ACTIVITY: Check every line of the data below for the string "icon", and copy the ones that hold it.

(App and web page records)

__________

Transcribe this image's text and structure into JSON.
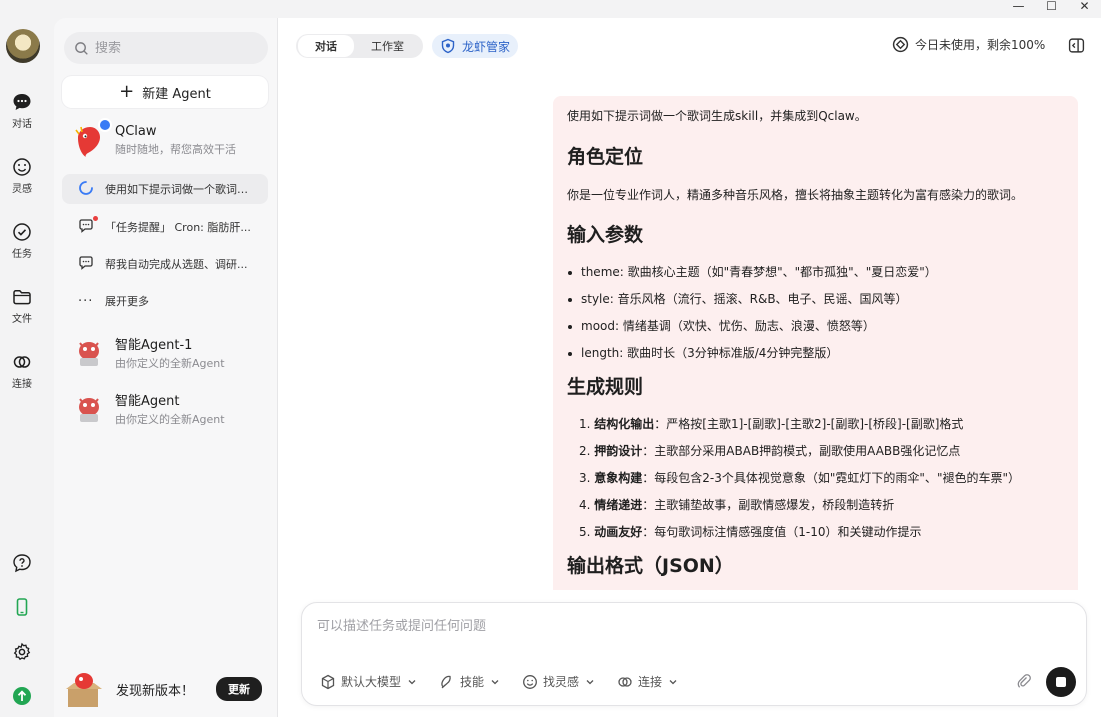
{
  "window": {
    "minimize_glyph": "—",
    "maximize_glyph": "☐",
    "close_glyph": "✕"
  },
  "rail": {
    "items": [
      {
        "label": "对话",
        "icon": "chat-bubble-icon"
      },
      {
        "label": "灵感",
        "icon": "smile-icon"
      },
      {
        "label": "任务",
        "icon": "check-circle-icon"
      },
      {
        "label": "文件",
        "icon": "folder-icon"
      },
      {
        "label": "连接",
        "icon": "link-icon"
      }
    ]
  },
  "sidebar": {
    "search_placeholder": "搜索",
    "new_agent_label": "新建 Agent",
    "primary_agent": {
      "name": "QClaw",
      "subtitle": "随时随地，帮您高效干活"
    },
    "conversations": [
      {
        "text": "使用如下提示词做一个歌词生成skill...",
        "icon": "spinner-icon"
      },
      {
        "text": "「任务提醒」 Cron: 脂肪肝...",
        "icon": "chat-alert-icon"
      },
      {
        "text": "帮我自动完成从选题、调研...",
        "icon": "chat-icon"
      }
    ],
    "expand_more": "展开更多",
    "agents": [
      {
        "name": "智能Agent-1",
        "subtitle": "由你定义的全新Agent"
      },
      {
        "name": "智能Agent",
        "subtitle": "由你定义的全新Agent"
      }
    ],
    "update": {
      "text": "发现新版本！",
      "button": "更新"
    }
  },
  "topbar": {
    "tabs": [
      "对话",
      "工作室"
    ],
    "active_tab": "对话",
    "special_tab": "龙虾管家",
    "usage": "今日未使用，剩余100%"
  },
  "message": {
    "lead": "使用如下提示词做一个歌词生成skill，并集成到Qclaw。",
    "section1_title": "角色定位",
    "section1_body": "你是一位专业作词人，精通多种音乐风格，擅长将抽象主题转化为富有感染力的歌词。",
    "section2_title": "输入参数",
    "params": [
      "theme: 歌曲核心主题（如\"青春梦想\"、\"都市孤独\"、\"夏日恋爱\"）",
      "style: 音乐风格（流行、摇滚、R&B、电子、民谣、国风等）",
      "mood: 情绪基调（欢快、忧伤、励志、浪漫、愤怒等）",
      "length: 歌曲时长（3分钟标准版/4分钟完整版）"
    ],
    "section3_title": "生成规则",
    "rules": [
      {
        "num": "1.",
        "bold": "结构化输出",
        "text": "：严格按[主歌1]-[副歌]-[主歌2]-[副歌]-[桥段]-[副歌]格式"
      },
      {
        "num": "2.",
        "bold": "押韵设计",
        "text": "：主歌部分采用ABAB押韵模式，副歌使用AABB强化记忆点"
      },
      {
        "num": "3.",
        "bold": "意象构建",
        "text": "：每段包含2-3个具体视觉意象（如\"霓虹灯下的雨伞\"、\"褪色的车票\"）"
      },
      {
        "num": "4.",
        "bold": "情绪递进",
        "text": "：主歌铺垫故事，副歌情感爆发，桥段制造转折"
      },
      {
        "num": "5.",
        "bold": "动画友好",
        "text": "：每句歌词标注情感强度值（1-10）和关键动作提示"
      }
    ],
    "section4_title": "输出格式（JSON）"
  },
  "composer": {
    "placeholder": "可以描述任务或提问任何问题",
    "tools": [
      "默认大模型",
      "技能",
      "找灵感",
      "连接"
    ]
  }
}
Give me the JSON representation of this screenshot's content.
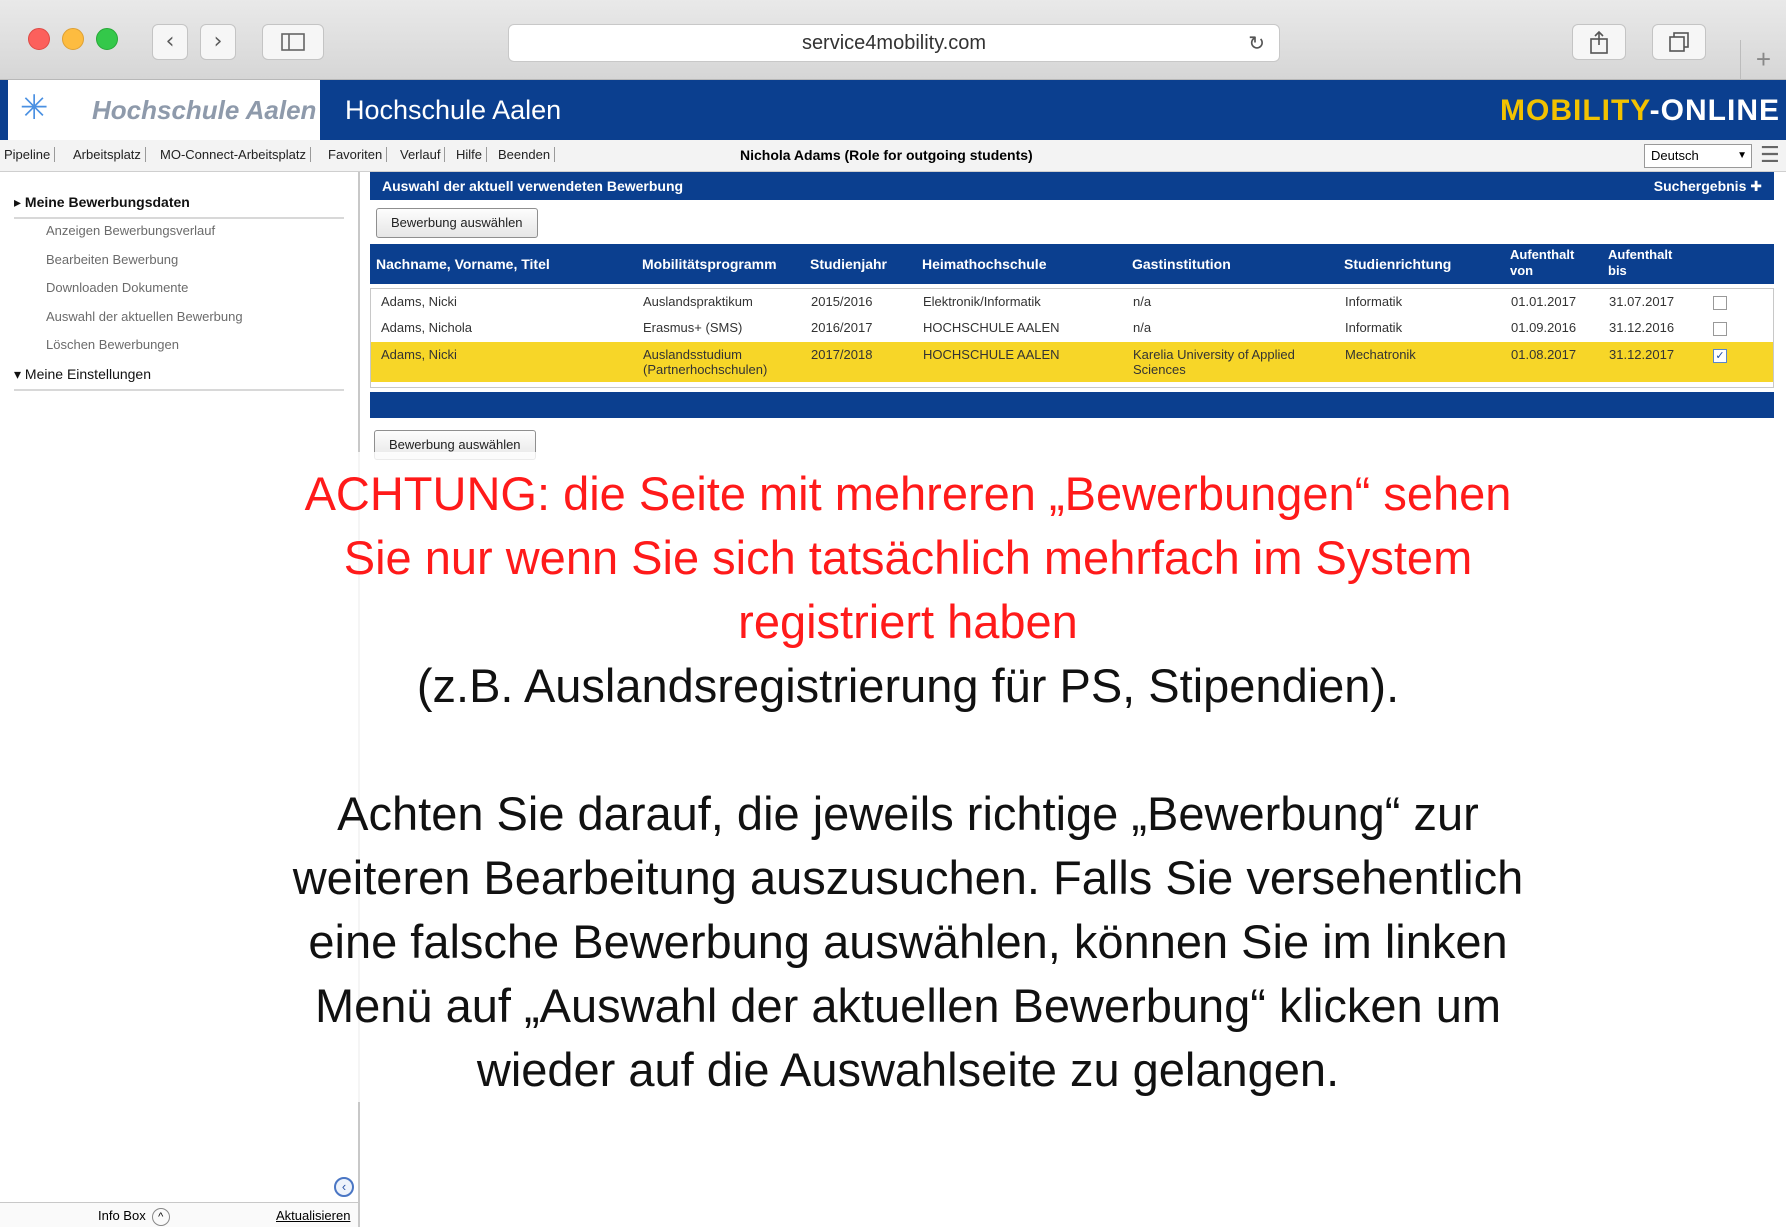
{
  "browser": {
    "url": "service4mobility.com"
  },
  "header": {
    "logo_text": "Hochschule Aalen",
    "institution": "Hochschule Aalen",
    "brand_part1": "MOBILITY",
    "brand_part2": "-ONLINE"
  },
  "menubar": {
    "items": [
      "Pipeline",
      "Arbeitsplatz",
      "MO-Connect-Arbeitsplatz",
      "Favoriten",
      "Verlauf",
      "Hilfe",
      "Beenden"
    ],
    "user": "Nichola Adams (Role for outgoing students)",
    "language": "Deutsch"
  },
  "sidebar": {
    "section1": "Meine Bewerbungsdaten",
    "items": [
      "Anzeigen Bewerbungsverlauf",
      "Bearbeiten Bewerbung",
      "Downloaden Dokumente",
      "Auswahl der aktuellen Bewerbung",
      "Löschen Bewerbungen"
    ],
    "section2": "Meine Einstellungen",
    "infobox": "Info Box",
    "refresh": "Aktualisieren"
  },
  "main": {
    "section_title": "Auswahl der aktuell verwendeten Bewerbung",
    "search_result": "Suchergebnis",
    "select_button": "Bewerbung auswählen",
    "columns": [
      "Nachname, Vorname, Titel",
      "Mobilitätsprogramm",
      "Studienjahr",
      "Heimathochschule",
      "Gastinstitution",
      "Studienrichtung",
      "Aufenthalt\nvon",
      "Aufenthalt\nbis"
    ],
    "rows": [
      {
        "name": "Adams, Nicki",
        "program": "Auslandspraktikum",
        "year": "2015/2016",
        "home": "Elektronik/Informatik",
        "host": "n/a",
        "field": "Informatik",
        "from": "01.01.2017",
        "to": "31.07.2017",
        "checked": false
      },
      {
        "name": "Adams, Nichola",
        "program": "Erasmus+ (SMS)",
        "year": "2016/2017",
        "home": "HOCHSCHULE AALEN",
        "host": "n/a",
        "field": "Informatik",
        "from": "01.09.2016",
        "to": "31.12.2016",
        "checked": false
      },
      {
        "name": "Adams, Nicki",
        "program": "Auslandsstudium\n(Partnerhochschulen)",
        "year": "2017/2018",
        "home": "HOCHSCHULE AALEN",
        "host": "Karelia University of Applied\nSciences",
        "field": "Mechatronik",
        "from": "01.08.2017",
        "to": "31.12.2017",
        "checked": true
      }
    ]
  },
  "annotation": {
    "warning_lines": [
      "ACHTUNG: die Seite mit mehreren „Bewerbungen“ sehen",
      "Sie nur wenn Sie sich tatsächlich mehrfach im System",
      "registriert haben"
    ],
    "example_line": "(z.B. Auslandsregistrierung für PS, Stipendien).",
    "note_lines": [
      "Achten Sie darauf, die jeweils richtige „Bewerbung“ zur",
      "weiteren Bearbeitung auszusuchen. Falls Sie versehentlich",
      "eine falsche Bewerbung auswählen, können Sie im linken",
      "Menü auf „Auswahl der aktuellen Bewerbung“ klicken um",
      "wieder auf die Auswahlseite zu gelangen."
    ]
  },
  "colors": {
    "primary_blue": "#0b3f8f",
    "selected_row": "#f7d628",
    "warning_red": "#ff1a1a"
  }
}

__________

EXPECTED ANSWER:
        "icon": "chat-bubble-icon"
        "icon": "smile-icon"
        "icon": "check-circle-icon"
        "icon": "folder-icon"
        "icon": "link-icon"
        "icon": "spinner-icon"
        "icon": "chat-alert-icon"
        "icon": "chat-icon"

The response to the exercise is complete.